The first two books focussed on common mistakes beginner writers make. This edition considers mistakes that more experienced writers might make.
By doing this, Alex reminds us that we are never perfect writers. No matter how long we’ve been writing, or how much we’ve written or had published, we can still make mistakes. And we will continue to do so. The important point is to spot them, and learn from them. (And his entire series is designed to help you learn from them, without having to actually make them.)
In Mistake 44 (Experimentlessness) Alex refers to an article I wrote some time ago (one which I’d completely forgotten about) regarding multiple submissions. As a competition judge, I’d commented that sometimes writers enter more than one entry into a competition, but what tends to happen is that they submit similar material.
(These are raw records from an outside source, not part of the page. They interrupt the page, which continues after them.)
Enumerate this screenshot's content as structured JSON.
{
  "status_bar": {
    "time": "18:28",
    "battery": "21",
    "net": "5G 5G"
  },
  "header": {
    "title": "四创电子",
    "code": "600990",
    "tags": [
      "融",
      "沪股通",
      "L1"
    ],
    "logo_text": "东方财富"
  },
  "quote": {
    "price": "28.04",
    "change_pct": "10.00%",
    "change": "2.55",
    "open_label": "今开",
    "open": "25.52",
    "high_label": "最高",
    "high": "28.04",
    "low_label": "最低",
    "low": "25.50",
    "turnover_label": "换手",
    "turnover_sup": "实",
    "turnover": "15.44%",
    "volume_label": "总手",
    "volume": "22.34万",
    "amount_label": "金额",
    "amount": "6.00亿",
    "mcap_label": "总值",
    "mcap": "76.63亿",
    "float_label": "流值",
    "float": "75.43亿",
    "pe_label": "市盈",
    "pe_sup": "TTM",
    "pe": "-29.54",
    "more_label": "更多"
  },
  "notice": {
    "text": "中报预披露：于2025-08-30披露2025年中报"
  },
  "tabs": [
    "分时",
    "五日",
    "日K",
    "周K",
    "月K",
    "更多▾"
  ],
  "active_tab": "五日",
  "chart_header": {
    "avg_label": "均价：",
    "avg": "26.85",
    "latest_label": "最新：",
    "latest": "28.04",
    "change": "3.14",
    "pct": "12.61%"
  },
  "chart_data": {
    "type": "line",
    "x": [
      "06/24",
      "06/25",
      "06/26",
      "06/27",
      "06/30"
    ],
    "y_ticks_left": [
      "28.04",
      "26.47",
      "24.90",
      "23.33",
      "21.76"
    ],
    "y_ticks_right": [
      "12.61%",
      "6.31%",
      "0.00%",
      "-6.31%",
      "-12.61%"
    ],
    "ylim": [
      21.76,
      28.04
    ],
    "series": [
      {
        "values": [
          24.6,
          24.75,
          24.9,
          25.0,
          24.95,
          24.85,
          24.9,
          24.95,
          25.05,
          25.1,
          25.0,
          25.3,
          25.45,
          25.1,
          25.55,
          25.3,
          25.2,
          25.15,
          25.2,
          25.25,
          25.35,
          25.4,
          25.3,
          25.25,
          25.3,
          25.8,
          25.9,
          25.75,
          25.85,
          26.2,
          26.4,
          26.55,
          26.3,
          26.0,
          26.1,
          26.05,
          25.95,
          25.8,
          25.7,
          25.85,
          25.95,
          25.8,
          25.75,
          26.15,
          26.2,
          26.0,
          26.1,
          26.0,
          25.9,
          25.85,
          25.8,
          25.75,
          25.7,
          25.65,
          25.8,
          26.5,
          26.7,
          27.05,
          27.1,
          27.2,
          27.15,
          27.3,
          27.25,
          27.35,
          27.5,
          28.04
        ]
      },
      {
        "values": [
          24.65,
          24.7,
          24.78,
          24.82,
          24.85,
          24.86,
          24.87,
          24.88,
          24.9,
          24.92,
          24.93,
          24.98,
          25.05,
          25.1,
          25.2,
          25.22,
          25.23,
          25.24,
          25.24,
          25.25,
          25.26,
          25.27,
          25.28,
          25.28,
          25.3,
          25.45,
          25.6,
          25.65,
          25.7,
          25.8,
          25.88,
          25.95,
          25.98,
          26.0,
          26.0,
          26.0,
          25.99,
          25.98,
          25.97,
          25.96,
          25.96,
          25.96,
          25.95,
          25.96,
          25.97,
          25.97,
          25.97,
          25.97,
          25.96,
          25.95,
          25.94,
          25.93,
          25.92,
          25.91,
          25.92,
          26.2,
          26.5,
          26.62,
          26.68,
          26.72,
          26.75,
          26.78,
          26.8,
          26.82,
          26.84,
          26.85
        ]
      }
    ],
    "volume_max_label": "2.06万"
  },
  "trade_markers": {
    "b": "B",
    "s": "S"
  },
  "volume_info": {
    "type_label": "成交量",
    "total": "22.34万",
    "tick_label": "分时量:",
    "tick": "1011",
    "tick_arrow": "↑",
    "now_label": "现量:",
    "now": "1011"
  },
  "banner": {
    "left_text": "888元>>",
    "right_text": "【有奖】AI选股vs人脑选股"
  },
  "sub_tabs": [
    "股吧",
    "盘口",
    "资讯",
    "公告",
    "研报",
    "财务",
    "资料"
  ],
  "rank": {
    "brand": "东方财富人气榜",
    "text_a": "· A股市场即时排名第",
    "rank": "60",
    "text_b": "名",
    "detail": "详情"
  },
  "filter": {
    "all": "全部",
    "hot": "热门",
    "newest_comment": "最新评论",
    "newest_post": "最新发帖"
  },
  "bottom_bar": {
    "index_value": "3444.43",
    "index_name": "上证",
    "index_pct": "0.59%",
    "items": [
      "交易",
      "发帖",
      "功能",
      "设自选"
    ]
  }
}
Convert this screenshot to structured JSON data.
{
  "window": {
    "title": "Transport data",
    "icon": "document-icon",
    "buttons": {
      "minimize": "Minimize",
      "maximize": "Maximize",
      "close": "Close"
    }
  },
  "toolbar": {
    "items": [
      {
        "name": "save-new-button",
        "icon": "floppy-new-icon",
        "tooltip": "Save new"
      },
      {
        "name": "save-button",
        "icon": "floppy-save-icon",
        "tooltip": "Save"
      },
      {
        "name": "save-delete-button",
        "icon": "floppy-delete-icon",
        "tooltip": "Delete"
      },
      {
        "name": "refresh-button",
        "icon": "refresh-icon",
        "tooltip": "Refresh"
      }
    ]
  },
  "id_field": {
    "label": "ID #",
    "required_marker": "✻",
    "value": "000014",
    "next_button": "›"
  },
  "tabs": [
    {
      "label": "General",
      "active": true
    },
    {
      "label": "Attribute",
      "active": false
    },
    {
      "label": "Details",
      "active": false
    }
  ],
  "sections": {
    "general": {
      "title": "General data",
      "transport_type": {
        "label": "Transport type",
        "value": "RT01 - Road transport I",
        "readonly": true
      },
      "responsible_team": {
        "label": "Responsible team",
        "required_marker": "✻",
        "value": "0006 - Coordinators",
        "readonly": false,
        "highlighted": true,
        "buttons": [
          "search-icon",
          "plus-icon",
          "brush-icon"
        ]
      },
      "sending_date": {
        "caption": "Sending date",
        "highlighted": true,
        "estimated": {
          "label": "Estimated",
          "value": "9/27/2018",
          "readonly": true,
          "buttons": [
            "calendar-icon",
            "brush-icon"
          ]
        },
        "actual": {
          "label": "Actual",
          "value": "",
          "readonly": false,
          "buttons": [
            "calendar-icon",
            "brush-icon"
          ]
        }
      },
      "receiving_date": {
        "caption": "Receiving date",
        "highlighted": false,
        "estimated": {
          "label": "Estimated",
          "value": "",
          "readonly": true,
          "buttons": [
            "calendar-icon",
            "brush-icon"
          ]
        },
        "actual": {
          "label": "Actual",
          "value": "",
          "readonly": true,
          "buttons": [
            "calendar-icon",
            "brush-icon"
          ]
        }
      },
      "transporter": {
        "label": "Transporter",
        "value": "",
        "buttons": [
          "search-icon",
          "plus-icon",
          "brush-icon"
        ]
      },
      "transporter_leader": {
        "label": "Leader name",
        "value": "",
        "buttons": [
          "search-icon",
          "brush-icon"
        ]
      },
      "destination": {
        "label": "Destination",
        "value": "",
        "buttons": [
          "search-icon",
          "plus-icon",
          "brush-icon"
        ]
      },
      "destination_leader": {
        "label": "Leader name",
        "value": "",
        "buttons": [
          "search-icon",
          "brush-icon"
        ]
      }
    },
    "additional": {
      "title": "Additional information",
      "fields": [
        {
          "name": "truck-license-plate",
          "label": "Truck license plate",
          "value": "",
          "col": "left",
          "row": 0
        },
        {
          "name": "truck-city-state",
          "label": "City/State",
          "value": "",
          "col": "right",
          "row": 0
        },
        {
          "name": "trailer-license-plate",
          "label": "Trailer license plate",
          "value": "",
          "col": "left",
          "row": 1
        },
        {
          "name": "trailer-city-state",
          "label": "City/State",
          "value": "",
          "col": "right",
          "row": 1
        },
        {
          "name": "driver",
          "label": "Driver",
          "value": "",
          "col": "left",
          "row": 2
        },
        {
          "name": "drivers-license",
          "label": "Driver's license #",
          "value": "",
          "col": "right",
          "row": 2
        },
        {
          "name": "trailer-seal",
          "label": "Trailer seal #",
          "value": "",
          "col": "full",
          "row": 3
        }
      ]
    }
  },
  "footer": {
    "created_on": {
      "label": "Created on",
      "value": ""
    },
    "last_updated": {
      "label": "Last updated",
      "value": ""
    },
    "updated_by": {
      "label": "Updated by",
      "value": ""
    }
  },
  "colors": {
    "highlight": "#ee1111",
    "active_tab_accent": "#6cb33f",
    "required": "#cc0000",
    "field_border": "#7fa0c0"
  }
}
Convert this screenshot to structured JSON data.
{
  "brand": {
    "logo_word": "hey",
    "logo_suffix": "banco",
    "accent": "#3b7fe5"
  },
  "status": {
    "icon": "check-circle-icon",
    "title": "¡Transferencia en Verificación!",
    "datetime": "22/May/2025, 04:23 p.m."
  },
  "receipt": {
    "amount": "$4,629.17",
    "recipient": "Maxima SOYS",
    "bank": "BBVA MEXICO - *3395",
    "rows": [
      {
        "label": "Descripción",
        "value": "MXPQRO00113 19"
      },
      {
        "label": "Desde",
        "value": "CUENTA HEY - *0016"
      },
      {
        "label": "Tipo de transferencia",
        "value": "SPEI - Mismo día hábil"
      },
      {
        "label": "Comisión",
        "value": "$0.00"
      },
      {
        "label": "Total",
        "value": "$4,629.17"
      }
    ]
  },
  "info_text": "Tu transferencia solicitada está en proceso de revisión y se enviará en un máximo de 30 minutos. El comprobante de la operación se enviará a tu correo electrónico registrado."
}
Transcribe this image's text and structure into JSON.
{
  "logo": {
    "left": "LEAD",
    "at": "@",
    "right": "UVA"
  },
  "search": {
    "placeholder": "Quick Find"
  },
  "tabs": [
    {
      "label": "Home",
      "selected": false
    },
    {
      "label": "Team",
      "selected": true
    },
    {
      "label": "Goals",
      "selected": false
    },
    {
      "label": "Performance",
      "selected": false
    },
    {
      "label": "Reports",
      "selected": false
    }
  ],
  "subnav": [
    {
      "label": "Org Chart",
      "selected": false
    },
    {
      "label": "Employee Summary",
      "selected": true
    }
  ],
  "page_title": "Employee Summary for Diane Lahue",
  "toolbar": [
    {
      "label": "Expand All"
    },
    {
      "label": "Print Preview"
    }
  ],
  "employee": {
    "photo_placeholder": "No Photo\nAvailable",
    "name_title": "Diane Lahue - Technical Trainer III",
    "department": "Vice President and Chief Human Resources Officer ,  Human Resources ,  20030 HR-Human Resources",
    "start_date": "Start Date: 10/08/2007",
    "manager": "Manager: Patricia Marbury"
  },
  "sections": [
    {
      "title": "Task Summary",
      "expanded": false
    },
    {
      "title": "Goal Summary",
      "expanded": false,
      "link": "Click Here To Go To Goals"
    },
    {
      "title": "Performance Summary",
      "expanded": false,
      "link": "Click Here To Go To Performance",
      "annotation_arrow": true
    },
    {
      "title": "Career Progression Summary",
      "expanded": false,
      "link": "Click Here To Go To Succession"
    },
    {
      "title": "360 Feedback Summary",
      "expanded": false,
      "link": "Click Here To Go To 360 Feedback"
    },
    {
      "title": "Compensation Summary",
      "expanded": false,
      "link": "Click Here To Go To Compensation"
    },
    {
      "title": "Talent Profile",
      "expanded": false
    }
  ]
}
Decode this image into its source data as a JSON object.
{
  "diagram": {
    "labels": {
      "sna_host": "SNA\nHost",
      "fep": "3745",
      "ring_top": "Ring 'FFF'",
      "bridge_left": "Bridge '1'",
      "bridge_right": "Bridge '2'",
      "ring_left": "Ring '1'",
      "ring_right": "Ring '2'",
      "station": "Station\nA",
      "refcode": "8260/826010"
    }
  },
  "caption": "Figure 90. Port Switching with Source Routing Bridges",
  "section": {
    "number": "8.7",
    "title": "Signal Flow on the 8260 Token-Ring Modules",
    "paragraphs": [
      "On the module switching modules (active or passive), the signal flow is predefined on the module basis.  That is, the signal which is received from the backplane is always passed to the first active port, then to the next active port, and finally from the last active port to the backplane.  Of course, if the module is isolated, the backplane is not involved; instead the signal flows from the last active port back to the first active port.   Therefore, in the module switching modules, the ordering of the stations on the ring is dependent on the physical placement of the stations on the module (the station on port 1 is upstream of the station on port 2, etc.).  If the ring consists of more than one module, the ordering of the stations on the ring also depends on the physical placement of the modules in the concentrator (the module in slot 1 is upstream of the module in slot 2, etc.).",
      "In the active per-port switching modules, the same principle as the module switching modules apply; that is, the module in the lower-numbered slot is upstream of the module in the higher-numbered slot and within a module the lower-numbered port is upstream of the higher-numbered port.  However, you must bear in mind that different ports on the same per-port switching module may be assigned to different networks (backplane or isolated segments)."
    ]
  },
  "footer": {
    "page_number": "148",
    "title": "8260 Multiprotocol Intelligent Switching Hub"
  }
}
My suggestion was to experiment: submit two or more different pieces. (So, if you are entering an open-themed competition, don’t send three romance stories. Instead, send one romance, one comedy and one crime. If the judge isn’t keen on romance stories you still have two other chances to win.)
Alex took this one step further and applied it to pitches for non-fiction books. I won’t spoil the result of his experimentation, suffice to say I appear to have saved the world from a book called Living with Chronic Bad Breath. (You can thank me later.)
And if you read his blog post, where he launches this third in the series, you’ll see he discusses the idea of opening up the series to other writers, with the right ideas. Why not get in touch and pitch something?
(Don’t forget Mistake 44: Experimentlessness mentioned in Book 3. Pitch some different ideas, such as 50 Travel Writing Mistakes Writers Make, 50 Interview Mistakes Writers Make and 50 Mistakes Writers With Chronic Bad Breath Make. Then again. Perhaps not.)